The SDSU Extension 2013 Annual Report highlights the impacts of programming and achievements from the past year.
The following is a compilation of feedback received from the SDSU College of Agriculture and Biological Sciences Advisory Board, specifically regarding SDSU Extension. Verbal feedback was provided at the December 17, 2014 ABS College Advisory meeting that was held concurrently via DDN technology at the Aberdeen, Mitchell, Pierre, and Rapid City Regional Extension Centers and Brookings campus location.
SDSU Extension seeks broad input on its programs from citizens and clients from across the state. Information represents discussions regarding programs and needs.
Most of the Great Plains, of which Western South Dakota is part of, have always been considered a semi-arid area of the U.S. This region is characterized by hot, relatively short summers, and usually cold, dry winters.
View a complete list of SDSU Extension's most-recent Native American Programs Impact Reports.
Communities will increase access to food and build community assets with the development of school and youth gardens. Increased access to high quality, fresh produce could help increase the consumption of fruits and vegetables in South Dakota, improving public health. Individuals will have increased opportunity to learn and practice growing their own food, reducing food costs and increasing food access. They will be provided access to fresh, flavorful and often unique products that may otherwise not have been available.
Pollinators are necessary for fruit production and seed set in many home garden and agricultural crops. The Backyard Biodiversity program uses citizen science (active involvement from everyday people) to improve awareness of pollinators, and create and conserve pollinator habitat. This community engagement provides an opportunity for increases in local pollinator population and diversity.
Educational goals: To instruct Master Gardeners and Master Gardener trainees so they are knowledgeable and able to provide advice in their communities.
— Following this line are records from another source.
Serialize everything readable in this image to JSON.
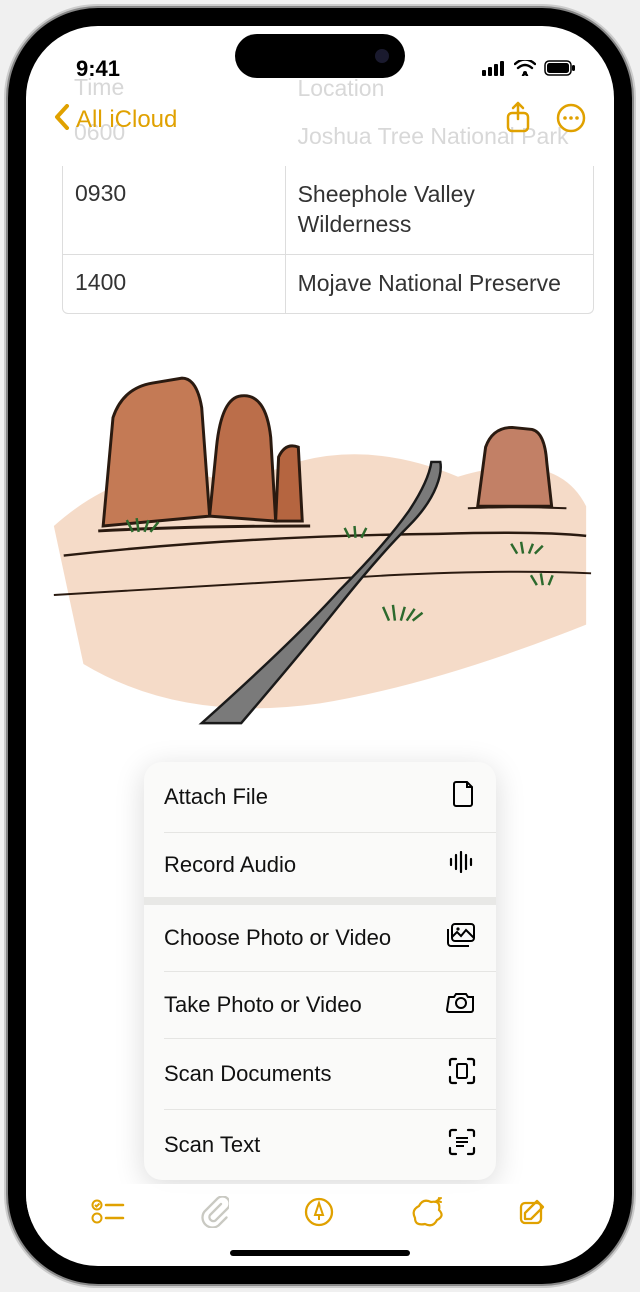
{
  "status": {
    "time": "9:41"
  },
  "nav": {
    "back_label": "All iCloud"
  },
  "faded": {
    "header_time": "Time",
    "header_loc": "Location",
    "r0_time": "0600",
    "r0_loc": "Joshua Tree National Park"
  },
  "table": {
    "rows": [
      {
        "time": "0930",
        "loc": "Sheephole Valley Wilderness"
      },
      {
        "time": "1400",
        "loc": "Mojave National Preserve"
      }
    ]
  },
  "popup": {
    "attach_file": "Attach File",
    "record_audio": "Record Audio",
    "choose_photo": "Choose Photo or Video",
    "take_photo": "Take Photo or Video",
    "scan_docs": "Scan Documents",
    "scan_text": "Scan Text"
  }
}
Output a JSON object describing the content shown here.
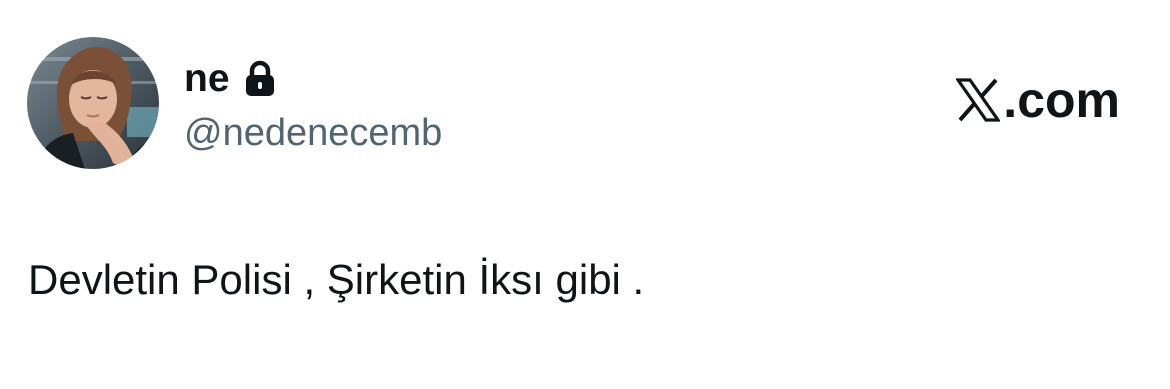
{
  "author": {
    "display_name": "ne",
    "handle": "@nedenecemb",
    "protected": true,
    "avatar_icon": "profile-photo"
  },
  "brand": {
    "logo_icon": "x-logo-icon",
    "suffix": ".com"
  },
  "tweet": {
    "text": "Devletin Polisi , Şirketin İksı gibi ."
  },
  "colors": {
    "text_primary": "#0f1419",
    "text_secondary": "#536471",
    "background": "#ffffff"
  }
}
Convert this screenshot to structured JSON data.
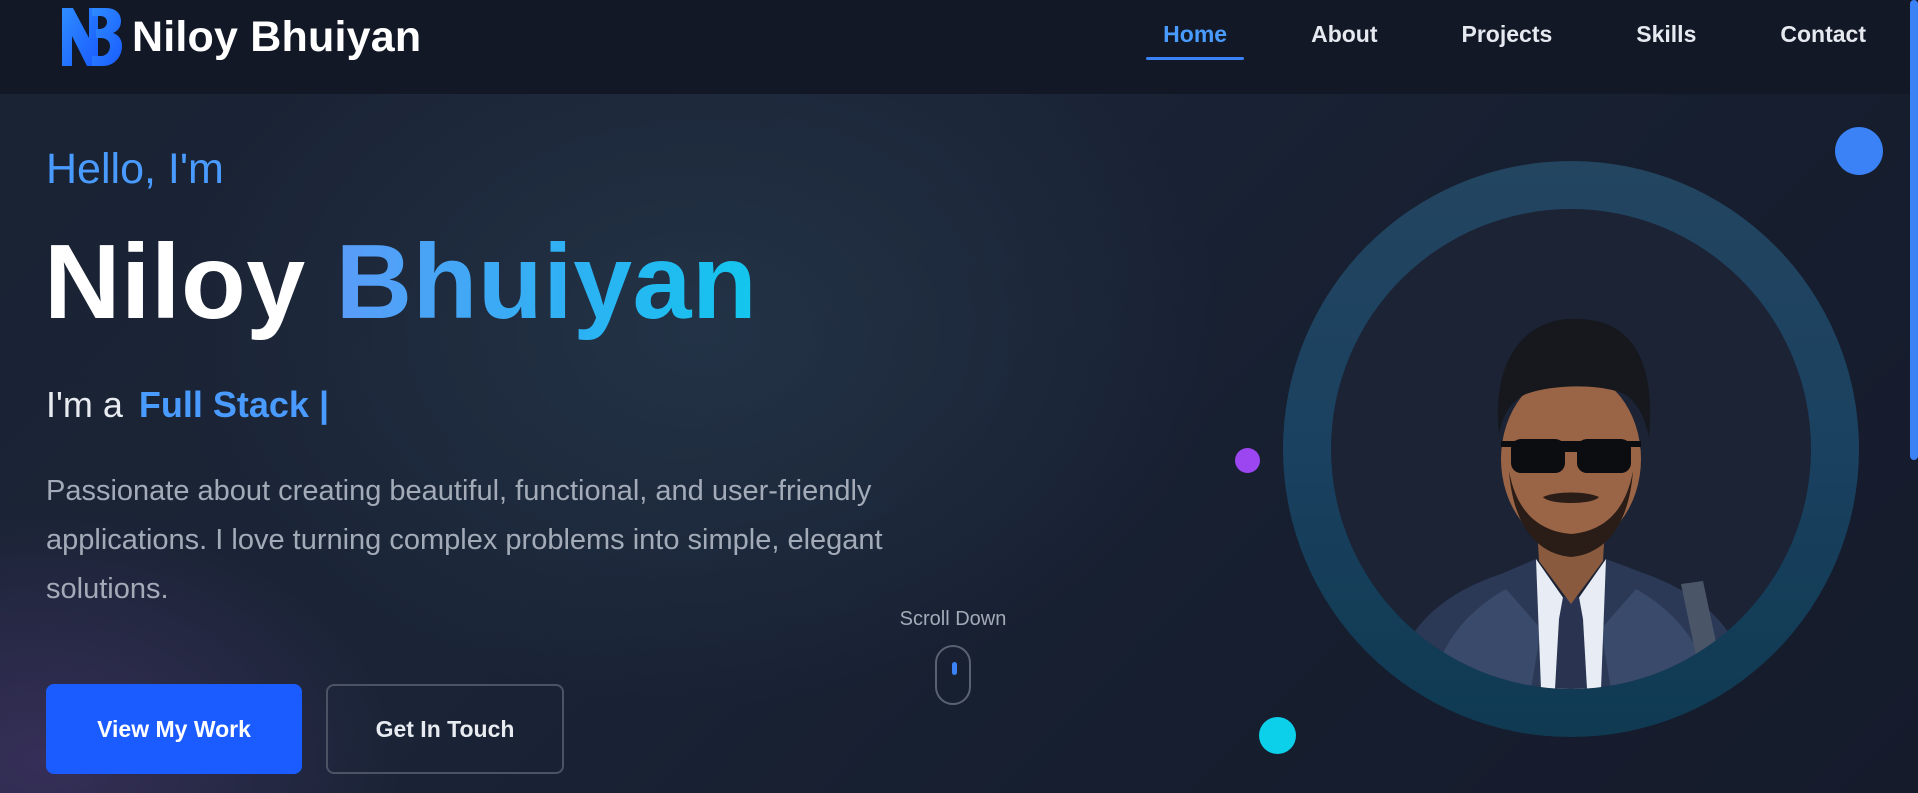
{
  "brand": {
    "name": "Niloy Bhuiyan",
    "logo_icon": "nb-monogram-icon"
  },
  "nav": {
    "items": [
      {
        "label": "Home",
        "active": true
      },
      {
        "label": "About",
        "active": false
      },
      {
        "label": "Projects",
        "active": false
      },
      {
        "label": "Skills",
        "active": false
      },
      {
        "label": "Contact",
        "active": false
      }
    ]
  },
  "hero": {
    "greeting": "Hello, I'm",
    "first_name": "Niloy",
    "last_name": "Bhuiyan",
    "role_prefix": "I'm a",
    "role": "Full Stack",
    "cursor": "|",
    "description": "Passionate about creating beautiful, functional, and user-friendly applications. I love turning complex problems into simple, elegant solutions.",
    "primary_button": "View My Work",
    "secondary_button": "Get In Touch",
    "scroll_label": "Scroll Down"
  },
  "colors": {
    "accent": "#3b82f6",
    "accent_text": "#4a9bff",
    "primary_button": "#1a5cff",
    "background": "#131a2a",
    "dot_purple": "#9b46f0",
    "dot_cyan": "#0ccfea"
  }
}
The purpose of Backyard Biodiversity is to engage South Dakotans with the flora and fauna present in their community, increase their awareness of pollinators and pollinator conservation efforts, and give them the tools to create and conserve pollinator habitat where they live.